Teaching Your Kids to Take Care of What Belongs to Them
Joey and Carla Link
April 25, 2018
Stewardship is a big word with an even bigger meaning. “Taking care of what belongs to you” is a simplified definition. As parents, it can seem like we spend 18 years teaching our kids to take care of what belongs to them. Even toddlers can and should be taught to pick up their toys and put their dirty clothes in the hamper.
So what do you do when you are pulling your hair out because you reminded your child to clean his room one more time and just lectured him because he didn’t?
The following are some helpful guidelines for you.
- Keep your expectations age appropriate. Don’t tell a 3 year old to clean his room. He will walk in, look at the mess and not knowing where to begin, sit down and play. Do write down all that needs to be done to get his room clean and give him one at a time do. Tell him to come back to you when he gets his books picked up. Give him another thing on the list you made. Keep at it until everything is picked up.
On the other hand, do expect your kids from ages 7 yrs. on up to be able to remember to get his chores and schoolwork done with no reminders from you.
- Keep it simple. Our rule was to get one thing out and put it away before getting another. Your preschooler doesn’t want to put his toys away? He can’t play with anything else until he does.
Your 10 year old is on the computer but hasn’t done his chores? He loses the freedom of the computer/phone until he is characterized by getting his stuff done before he has free time.
- Keep reinforcing your expectations. When your child is responsible, especially without a reminder from you, praise him. Praise and encouragement go a long, long way to getting your kids to be responsible. When your kids aren’t responsible, especially if they have had one reminder from you, give them a painful consequence. Without these reinforcements, don’t expect your kids to keep track of their stuff.

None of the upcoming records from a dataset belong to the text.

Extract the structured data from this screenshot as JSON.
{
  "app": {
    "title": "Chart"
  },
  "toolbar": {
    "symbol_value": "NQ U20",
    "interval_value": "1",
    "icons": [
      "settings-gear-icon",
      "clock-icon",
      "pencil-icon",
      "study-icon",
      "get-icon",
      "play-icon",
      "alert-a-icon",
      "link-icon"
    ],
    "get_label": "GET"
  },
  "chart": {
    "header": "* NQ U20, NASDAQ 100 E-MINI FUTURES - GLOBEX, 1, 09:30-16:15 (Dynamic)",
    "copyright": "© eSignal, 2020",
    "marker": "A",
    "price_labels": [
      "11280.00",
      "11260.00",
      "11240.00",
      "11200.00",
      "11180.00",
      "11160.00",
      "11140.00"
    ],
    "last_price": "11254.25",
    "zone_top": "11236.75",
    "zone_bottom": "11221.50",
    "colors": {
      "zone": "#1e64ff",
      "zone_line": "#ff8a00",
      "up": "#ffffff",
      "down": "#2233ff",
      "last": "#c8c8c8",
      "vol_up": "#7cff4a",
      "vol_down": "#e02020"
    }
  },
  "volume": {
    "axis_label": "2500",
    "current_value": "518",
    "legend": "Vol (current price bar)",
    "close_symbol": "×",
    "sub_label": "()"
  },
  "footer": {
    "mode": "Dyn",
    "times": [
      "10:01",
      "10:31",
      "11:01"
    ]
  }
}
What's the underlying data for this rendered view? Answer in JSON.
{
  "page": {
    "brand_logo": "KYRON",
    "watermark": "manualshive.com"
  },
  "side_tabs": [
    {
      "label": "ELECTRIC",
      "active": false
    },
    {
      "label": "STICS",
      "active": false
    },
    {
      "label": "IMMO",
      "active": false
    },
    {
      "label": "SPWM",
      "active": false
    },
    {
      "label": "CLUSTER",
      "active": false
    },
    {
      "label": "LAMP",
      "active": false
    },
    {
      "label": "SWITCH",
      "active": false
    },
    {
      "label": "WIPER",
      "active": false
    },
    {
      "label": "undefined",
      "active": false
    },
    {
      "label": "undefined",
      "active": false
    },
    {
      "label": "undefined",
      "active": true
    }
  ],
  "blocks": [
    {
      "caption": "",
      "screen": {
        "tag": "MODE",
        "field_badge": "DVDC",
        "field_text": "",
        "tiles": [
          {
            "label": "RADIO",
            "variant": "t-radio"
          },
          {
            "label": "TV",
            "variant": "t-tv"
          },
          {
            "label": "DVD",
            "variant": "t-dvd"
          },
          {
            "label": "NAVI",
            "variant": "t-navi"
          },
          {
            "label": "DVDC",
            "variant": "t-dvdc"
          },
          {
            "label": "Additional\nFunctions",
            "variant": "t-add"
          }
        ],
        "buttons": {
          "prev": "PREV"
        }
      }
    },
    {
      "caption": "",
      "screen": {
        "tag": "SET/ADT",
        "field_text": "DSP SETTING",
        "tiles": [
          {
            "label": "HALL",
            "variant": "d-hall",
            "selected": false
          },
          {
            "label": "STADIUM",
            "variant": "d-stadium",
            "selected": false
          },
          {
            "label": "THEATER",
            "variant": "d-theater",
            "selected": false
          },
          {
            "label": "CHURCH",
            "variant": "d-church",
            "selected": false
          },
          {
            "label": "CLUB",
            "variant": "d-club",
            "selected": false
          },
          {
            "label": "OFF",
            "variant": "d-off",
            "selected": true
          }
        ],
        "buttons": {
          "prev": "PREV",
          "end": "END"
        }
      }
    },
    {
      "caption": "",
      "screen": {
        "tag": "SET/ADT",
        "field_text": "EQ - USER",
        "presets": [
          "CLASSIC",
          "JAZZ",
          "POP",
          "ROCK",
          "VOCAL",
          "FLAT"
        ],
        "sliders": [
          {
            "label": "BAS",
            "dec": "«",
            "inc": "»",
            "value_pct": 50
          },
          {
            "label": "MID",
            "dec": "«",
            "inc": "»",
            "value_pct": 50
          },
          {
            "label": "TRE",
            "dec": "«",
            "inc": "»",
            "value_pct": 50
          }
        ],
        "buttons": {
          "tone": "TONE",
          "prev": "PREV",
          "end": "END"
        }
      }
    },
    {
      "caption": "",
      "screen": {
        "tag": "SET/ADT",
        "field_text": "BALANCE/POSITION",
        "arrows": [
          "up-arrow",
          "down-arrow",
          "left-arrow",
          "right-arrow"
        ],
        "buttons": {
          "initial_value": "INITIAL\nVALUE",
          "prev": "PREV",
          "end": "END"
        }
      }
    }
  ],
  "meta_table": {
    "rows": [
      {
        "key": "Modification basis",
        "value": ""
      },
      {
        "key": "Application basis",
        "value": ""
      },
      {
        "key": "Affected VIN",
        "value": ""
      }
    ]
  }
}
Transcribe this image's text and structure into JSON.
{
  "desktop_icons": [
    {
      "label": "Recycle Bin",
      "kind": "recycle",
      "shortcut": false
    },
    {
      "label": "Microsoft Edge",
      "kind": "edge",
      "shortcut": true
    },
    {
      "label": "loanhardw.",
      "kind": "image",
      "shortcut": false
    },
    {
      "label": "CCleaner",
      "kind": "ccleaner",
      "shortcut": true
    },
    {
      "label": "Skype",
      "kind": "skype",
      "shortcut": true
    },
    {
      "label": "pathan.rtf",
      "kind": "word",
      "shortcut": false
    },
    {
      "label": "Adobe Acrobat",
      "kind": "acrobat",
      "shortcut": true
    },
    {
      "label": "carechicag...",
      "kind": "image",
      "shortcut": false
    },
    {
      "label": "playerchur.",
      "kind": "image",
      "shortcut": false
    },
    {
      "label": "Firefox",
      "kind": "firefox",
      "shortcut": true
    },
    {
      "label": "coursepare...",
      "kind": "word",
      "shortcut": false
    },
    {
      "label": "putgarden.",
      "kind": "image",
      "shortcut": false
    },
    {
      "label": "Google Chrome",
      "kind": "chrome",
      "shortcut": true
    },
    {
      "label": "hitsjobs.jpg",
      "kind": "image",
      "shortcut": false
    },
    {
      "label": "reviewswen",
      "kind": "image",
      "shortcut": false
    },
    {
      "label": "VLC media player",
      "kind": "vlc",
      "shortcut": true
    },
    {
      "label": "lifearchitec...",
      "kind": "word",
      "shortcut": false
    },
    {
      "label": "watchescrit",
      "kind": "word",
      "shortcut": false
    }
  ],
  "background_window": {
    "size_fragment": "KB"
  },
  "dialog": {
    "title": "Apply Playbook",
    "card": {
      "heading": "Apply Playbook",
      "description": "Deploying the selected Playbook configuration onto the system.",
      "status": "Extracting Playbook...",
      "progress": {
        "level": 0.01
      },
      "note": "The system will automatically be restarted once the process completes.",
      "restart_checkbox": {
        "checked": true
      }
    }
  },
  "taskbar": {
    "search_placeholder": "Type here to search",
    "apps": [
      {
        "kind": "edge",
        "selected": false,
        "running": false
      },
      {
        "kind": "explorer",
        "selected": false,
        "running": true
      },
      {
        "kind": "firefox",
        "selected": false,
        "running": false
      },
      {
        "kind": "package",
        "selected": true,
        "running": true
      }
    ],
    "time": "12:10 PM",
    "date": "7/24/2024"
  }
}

One of the main reasons kids aren’t good stewards of their things and responsibilities is because they don’t think you are paying attention. If they are supposed to have chores done before breakfast, when they come to eat, ask them if you need to go check and see if it is done. One of our daughters used to say “I’ll go check” which meant they weren’t. Pay attention to what your kids are or aren’t doing and be consistent with encouragement and consequences and you will have a lot calmer home.